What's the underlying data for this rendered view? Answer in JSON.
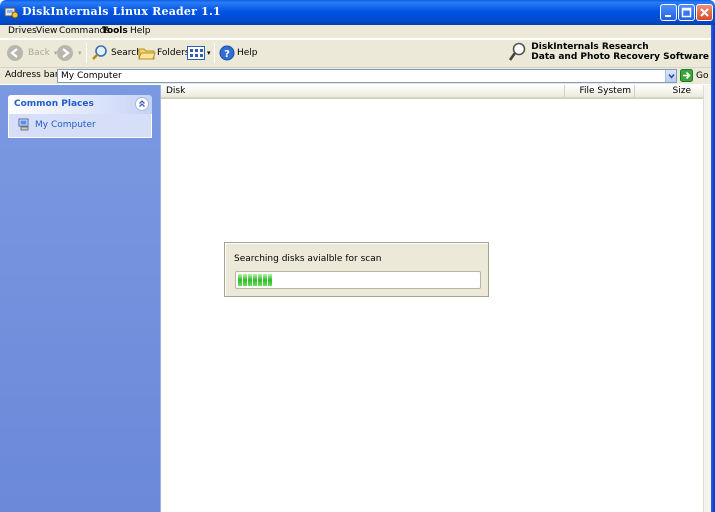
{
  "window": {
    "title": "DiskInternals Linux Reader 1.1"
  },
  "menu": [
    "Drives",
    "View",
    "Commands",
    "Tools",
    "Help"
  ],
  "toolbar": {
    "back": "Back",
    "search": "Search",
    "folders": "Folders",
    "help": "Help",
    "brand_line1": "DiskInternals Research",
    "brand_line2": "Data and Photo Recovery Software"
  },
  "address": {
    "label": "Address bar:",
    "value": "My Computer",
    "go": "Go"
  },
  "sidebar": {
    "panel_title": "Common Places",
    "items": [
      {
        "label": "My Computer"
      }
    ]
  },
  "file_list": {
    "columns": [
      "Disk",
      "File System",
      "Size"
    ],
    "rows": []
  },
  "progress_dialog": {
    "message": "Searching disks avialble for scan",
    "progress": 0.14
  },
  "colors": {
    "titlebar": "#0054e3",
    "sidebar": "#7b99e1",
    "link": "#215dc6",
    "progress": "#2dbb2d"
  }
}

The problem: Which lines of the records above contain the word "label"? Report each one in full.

Written response:
    "label": "Address bar:",
        "label": "My Computer"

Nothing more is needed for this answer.